Lysander's relationship with Hermia invokes the theme of love's difficulty: he cannot to play Pyramus in the craftsmen's play for Theseus's marriage celebration. Bottom is full of advice and self-confidence but frequently makes silly mistakes. As expected, Theseus proves highly critical of Quince's disorganized dialogue Consequently, the relationship between Theseus and Hippolyta stands in sharp. In William Shakespeare's ''A Midsummer Night's Dream,'' the relationships between Oberon and Titania, Theseus and Hippolyta, Lysander and Hermia, and .
Moreover, in failing to place any stock in imagination or dreams, Theseus unwittingly removes any hope for romantic love.
- Theseus and Hermia
Indeed, his love life emerges as entirely devoid of any of the truly romantic or dreamy qualities of love. Throughout the play, Shakespeare portrays how the experience of love often seems like a dreamlike experience and cannot be proven, as Theseus would like, with facts and rational arguments.
For instance, the relationship between Hermia and Lysander seems quite romantic at the beginning of the play, as the young lovers escape to the woods to elope in secret.
A Midsummer Night's Dream: Imagination, Romantic Love, and the Creation of Art - Inquiries Journal
Likewise, at the end of the play, even the newly formed relationship between Helena and Demetrius closely parallels the ideals of romantic love. Perhaps the greatest example of the dream-like qualities of love emerges in the awakening of Titania to Bottom, with whom she immediately falls in love.
For Titania, real life becomes a dream. Bottom upholds that reason and love cannot exist together. Consequently, the relationship between Theseus and Hippolyta stands in sharp contrast to any of the other lovers in the play.
His marriage exhibits inequality as he assumes a domineering role. Furthermore, Theseus woos Hippolyta with the sword and not with the poetic language of love, unlike the other lovers in the play. Theseus attempts to keep his world of reason separate from the world of romantic love. Interestingly, in Act V, Hippolyta voices a desire for, or at least an attraction to, the romantic love which Hermia and Helena experience. In an attempt to persuade Theseus, she uses the rational argument that because all the lovers experience the same transforming powertheir experiences do not represent mere figments of the imagination.
Instead, she argues, they prove factual in nature. Hippolyta uses reason to relay a desire for love, but she only uses reason in order to better supplicate her husband, a man of reason. In this way, Hippolyta seems very much attracted to the world of dreams and romantic love, which Shakespeare designates as the woods.
While Theseus denies such a world, he ironically gives an accurate description of the poet at the beginning of Act V: In effect, Theseus describes the particular ability of the poet to transcend material boundaries, give substance to the abstract, and provide words for the otherwise unexplainable.
While Quince unknowingly speaks untruth, Theseus unknowingly speaks a truth which he quickly attempts to dismiss.
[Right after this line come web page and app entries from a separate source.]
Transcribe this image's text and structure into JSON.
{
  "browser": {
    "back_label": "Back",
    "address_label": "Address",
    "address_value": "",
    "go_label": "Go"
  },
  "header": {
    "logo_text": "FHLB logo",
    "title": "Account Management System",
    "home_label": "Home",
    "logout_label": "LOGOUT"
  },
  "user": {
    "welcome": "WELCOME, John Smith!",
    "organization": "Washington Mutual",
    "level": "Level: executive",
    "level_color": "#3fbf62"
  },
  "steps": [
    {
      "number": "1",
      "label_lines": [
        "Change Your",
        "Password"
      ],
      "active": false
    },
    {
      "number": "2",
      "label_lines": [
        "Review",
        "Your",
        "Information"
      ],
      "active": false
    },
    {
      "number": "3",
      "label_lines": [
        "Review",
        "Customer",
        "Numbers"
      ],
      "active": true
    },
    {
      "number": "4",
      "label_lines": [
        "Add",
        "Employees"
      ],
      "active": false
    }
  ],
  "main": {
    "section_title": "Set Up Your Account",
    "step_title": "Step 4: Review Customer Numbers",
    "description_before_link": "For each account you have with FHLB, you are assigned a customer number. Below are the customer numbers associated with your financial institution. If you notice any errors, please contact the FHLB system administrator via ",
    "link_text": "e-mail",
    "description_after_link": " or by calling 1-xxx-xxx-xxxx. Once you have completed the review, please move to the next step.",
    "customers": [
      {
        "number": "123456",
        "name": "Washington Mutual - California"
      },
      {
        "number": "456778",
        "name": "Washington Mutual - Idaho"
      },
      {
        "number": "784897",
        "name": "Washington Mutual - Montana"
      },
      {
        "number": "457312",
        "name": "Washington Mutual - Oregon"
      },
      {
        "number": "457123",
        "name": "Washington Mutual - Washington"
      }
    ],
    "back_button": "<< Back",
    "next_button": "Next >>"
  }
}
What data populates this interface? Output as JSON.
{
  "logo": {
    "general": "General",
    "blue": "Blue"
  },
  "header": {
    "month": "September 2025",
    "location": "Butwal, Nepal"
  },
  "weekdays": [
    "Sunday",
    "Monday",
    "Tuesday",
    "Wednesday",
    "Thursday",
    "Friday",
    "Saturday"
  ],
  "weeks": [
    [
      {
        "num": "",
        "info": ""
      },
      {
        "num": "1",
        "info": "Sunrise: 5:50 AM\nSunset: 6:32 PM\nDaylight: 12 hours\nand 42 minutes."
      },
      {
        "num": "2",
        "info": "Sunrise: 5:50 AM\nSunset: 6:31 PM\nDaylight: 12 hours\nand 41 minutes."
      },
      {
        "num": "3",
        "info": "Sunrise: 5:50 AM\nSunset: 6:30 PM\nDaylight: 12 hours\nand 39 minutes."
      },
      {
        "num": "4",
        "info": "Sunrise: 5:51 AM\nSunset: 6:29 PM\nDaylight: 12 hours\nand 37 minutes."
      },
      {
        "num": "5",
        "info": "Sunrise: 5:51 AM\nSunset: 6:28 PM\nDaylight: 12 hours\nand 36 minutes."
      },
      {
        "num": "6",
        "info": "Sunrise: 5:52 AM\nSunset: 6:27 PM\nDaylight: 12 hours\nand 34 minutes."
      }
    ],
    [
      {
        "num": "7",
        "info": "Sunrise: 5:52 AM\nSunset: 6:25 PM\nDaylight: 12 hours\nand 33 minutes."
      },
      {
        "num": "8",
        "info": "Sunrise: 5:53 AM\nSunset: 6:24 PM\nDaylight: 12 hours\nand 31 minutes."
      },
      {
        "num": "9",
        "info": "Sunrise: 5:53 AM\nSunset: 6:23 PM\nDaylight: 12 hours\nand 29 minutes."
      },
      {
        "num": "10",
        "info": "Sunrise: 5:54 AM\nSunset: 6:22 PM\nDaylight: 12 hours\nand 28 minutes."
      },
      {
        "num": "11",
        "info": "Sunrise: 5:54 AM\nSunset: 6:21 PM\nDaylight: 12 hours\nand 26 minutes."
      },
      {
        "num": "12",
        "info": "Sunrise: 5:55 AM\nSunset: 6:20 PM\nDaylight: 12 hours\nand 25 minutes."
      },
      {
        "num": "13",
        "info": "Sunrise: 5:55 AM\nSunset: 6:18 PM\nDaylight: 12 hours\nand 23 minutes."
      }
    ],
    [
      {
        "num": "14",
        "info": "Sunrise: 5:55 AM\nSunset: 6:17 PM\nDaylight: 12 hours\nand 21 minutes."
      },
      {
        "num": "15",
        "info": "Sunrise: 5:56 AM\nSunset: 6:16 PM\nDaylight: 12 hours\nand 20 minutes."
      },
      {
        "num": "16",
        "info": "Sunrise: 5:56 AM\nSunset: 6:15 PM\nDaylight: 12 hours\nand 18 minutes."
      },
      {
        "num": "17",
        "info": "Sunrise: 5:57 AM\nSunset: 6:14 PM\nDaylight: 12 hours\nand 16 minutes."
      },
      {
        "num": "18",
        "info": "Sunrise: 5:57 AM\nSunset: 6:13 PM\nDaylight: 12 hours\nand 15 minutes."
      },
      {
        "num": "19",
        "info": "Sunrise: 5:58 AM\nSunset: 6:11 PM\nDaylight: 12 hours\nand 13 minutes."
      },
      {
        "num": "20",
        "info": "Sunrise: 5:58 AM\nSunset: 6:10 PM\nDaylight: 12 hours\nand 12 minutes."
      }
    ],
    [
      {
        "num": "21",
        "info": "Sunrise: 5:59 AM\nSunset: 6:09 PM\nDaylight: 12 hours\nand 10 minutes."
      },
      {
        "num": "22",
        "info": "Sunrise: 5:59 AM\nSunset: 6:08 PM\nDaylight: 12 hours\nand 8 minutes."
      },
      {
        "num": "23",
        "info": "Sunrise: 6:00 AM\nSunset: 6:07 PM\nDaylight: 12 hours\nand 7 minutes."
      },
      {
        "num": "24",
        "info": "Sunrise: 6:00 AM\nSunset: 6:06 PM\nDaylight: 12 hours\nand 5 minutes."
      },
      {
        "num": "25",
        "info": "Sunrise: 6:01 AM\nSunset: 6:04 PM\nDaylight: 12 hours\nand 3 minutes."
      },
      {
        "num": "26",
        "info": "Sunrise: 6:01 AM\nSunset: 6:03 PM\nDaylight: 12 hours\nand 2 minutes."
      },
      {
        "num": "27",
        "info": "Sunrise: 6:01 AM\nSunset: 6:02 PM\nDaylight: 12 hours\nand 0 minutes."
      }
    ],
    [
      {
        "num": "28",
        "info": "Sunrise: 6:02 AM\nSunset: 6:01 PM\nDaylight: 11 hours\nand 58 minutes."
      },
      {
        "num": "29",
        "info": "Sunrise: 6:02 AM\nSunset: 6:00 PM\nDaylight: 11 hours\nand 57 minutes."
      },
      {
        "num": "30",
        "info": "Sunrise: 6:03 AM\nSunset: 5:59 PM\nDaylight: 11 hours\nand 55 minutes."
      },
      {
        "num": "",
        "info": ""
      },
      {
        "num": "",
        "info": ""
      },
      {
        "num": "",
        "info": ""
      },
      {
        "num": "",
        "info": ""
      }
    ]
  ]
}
Even earlier in Act V, Theseus draws a connection between three seemingly unrelated persons: Once again, Theseus reveals that he manifests some deeper knowledge, since the three persons are indeed related in their ability to dream. Lunatics think dreams represent reality; lovers dream about the people they love; and poets dream of a world beyond the physical world and make it accessible to people through language.
A Midsummer Night's Dream: Imagination, Romantic Love, and the Creation of Art
While Theseus speaks the truth, he still does not seem to latch onto to the value of dreaming and imagination yet. By contrast, Shakespeare revels in such a world of fancy.
In fact, at the very end of his play, Shakespeare warns the audience through the character of Robin to accept the play as a mere dream.
He also offers Hermia the third option of the nunnery. Although, Theseus is dominated by pride, he is very proud of his hunting dogs, which he insists to Hippolyta are superior to those she has seen before. Hippolyta immediately relents by holding her silence IV.
Theseus and Hermia | Fall Shakespeare I: Team 2
In addition, he appreciates the mechanics effort in the play-within-a-play, and the sincerity of the ordinary people.
He lets his imagination turn good people's sincere effort into a good performance. He does this with such a benevolent air that he seems condescending, and annoying to Hippolyta whom sees the play as it is, utter foolery, regardless of the effort. It is their wedding feast, and Theseus ends with at least it passed the time until bed time V,i, The strongest love seen in the play is between Oberon, King of the Fairies, and his wife Titania, Queen of the Fairies.
Over the many years that they have known each other, they have formed a strong bond with one another. Even though they have been together for a long time, in some ways, they still do not fully understand one another.
They fight over childish topics, and resort to immature behavior. For example, Oberon is jealous of the relationship between Titania and her Indian servant boy, so he puts her under a spell. He puts this potion on her in order to make her appear foolish and to divert her attention from the servant boy.